1
$\begingroup$

How do you recenter a spherical coordinate system. For example, if the center were at $\left (0, 0, 0 \right )$ and I wanted to move the center of the spherical coordinate system to $\left (\rho_{1}, \Theta_{1}, \Phi_{1} \right )$, then what transformation would I apply to $\left (\rho_{2}, \Theta_{2}, \Phi_{2} \right )$?

In cartesian coordinates, you would simply subtract the two vectors.

$\endgroup$
2
  • 3
    $\begingroup$ How about converting to cartesian, translating, then converting back? $\endgroup$ – Jonas Meyer Jan 9 '10 at 3:19
  • $\begingroup$ What Jonas suggested is essentially what Mariano's code below does. $\endgroup$ – Michael Lugo Jan 9 '10 at 15:36
5
$\begingroup$

This is going to be unsightly...

The following Mathematica code:
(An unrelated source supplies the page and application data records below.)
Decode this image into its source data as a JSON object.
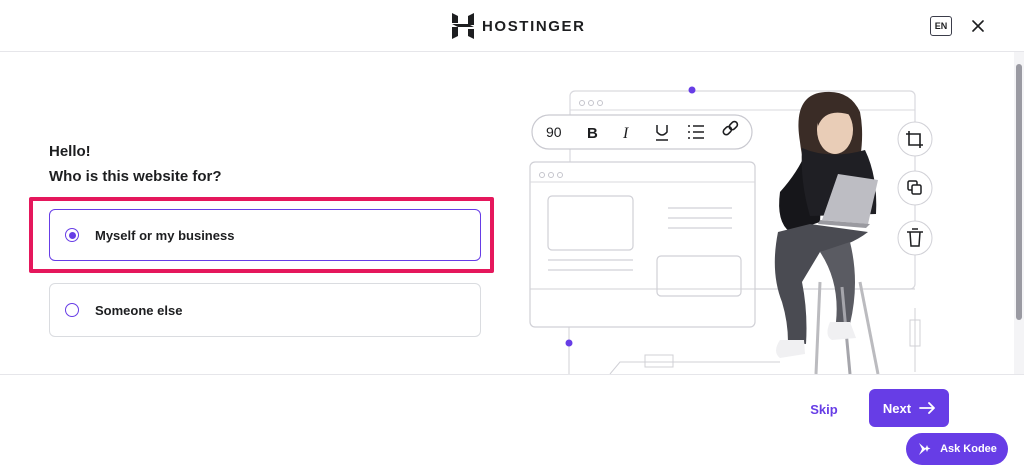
{
  "header": {
    "brand_name": "HOSTINGER",
    "language_label": "EN"
  },
  "main": {
    "greeting": "Hello!",
    "question": "Who is this website for?",
    "options": [
      {
        "label": "Myself or my business",
        "selected": true
      },
      {
        "label": "Someone else",
        "selected": false
      }
    ]
  },
  "editor_toolbar": {
    "font_size": "90"
  },
  "footer": {
    "skip_label": "Skip",
    "next_label": "Next",
    "assistant_label": "Ask Kodee"
  },
  "colors": {
    "accent": "#673de6",
    "highlight": "#e5175c",
    "text": "#1d1e20",
    "border": "#dadce0"
  }
}
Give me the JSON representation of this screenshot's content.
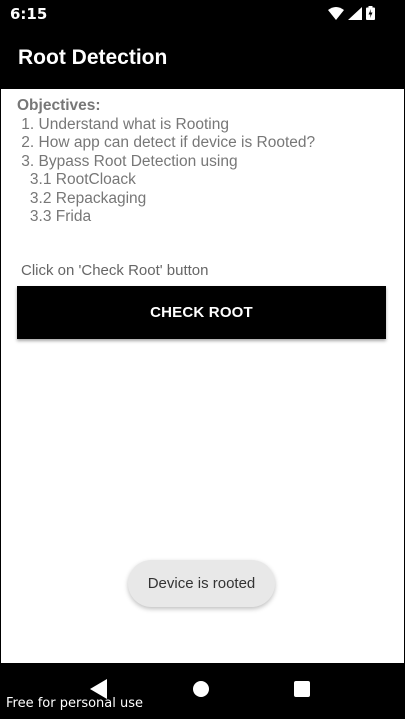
{
  "status_bar": {
    "time": "6:15",
    "icons": [
      "wifi-icon",
      "cell-signal-icon",
      "battery-charging-icon"
    ]
  },
  "app_bar": {
    "title": "Root Detection"
  },
  "objectives": {
    "heading": "Objectives:",
    "lines": [
      " 1. Understand what is Rooting",
      " 2. How app can detect if device is Rooted?",
      " 3. Bypass Root Detection using",
      "   3.1 RootCloack",
      "   3.2 Repackaging",
      "   3.3 Frida"
    ]
  },
  "instruction": "Click on 'Check Root' button",
  "check_button": {
    "label": "CHECK ROOT"
  },
  "toast": {
    "message": "Device is rooted"
  },
  "nav_bar": {
    "icons": [
      "back-icon",
      "home-icon",
      "recents-icon"
    ]
  },
  "watermark": "Free for personal use",
  "colors": {
    "background": "#000000",
    "content": "#ffffff",
    "button": "#000000",
    "toast": "#e8e8e8"
  }
}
Needs["VectorAnalysis`"]
Simplify@ CoordinatesFromCartesian[
 CoordinatesToCartesian[{r, theta, phi}, Spherical] 
                     + CoordinatesToCartesian[{r0, theta0, phi0}, Spherical],
 Spherical
 ] 

gives the following output (doctored so that it looks nicer):

$$ r' = \sqrt{r^2+2 r_0 r \left(\sin (\theta ) \sin \left(\theta _0\right) \cos \left(\phi -\phi _0\right)+\cos (\theta ) \cos \left(\theta _0\right)\right)+r_0^2} $$

$$ \theta' = \cos ^{-1}\left(\frac{r \cos (\theta )+r_0 \cos \left(\theta _0\right)}{\sqrt{r^2+2 r_0 r \left(\sin (\theta ) \sin \left(\theta _0\right) \cos \left(\phi -\phi _0\right)+\cos (\theta ) \cos \left(\theta _0\right)\right)+r_0^2}}\right) $$

$$ \phi' = \tan ^{-1}\left(r \sin (\theta ) \cos (\phi )+r_0 \sin \left(\theta _0\right) \cos \left(\phi _0\right),r \sin (\theta ) \sin (\phi )+r_0 \sin \left(\theta _0\right) \sin \left(\phi _0\right)\right) $$

In this last line, there is a two-argument variant of arctan, which is explained here, for example.

$\endgroup$
1
  • $\begingroup$ Thanks a million, This will make my life so much easier. $\endgroup$ – Ned Bingham Jan 9 '10 at 7:45

Your Answer

By clicking “Post Your Answer”, you agree to our terms of service, privacy policy and cookie policy

Not the answer you're looking for? Browse other questions tagged or ask your own question.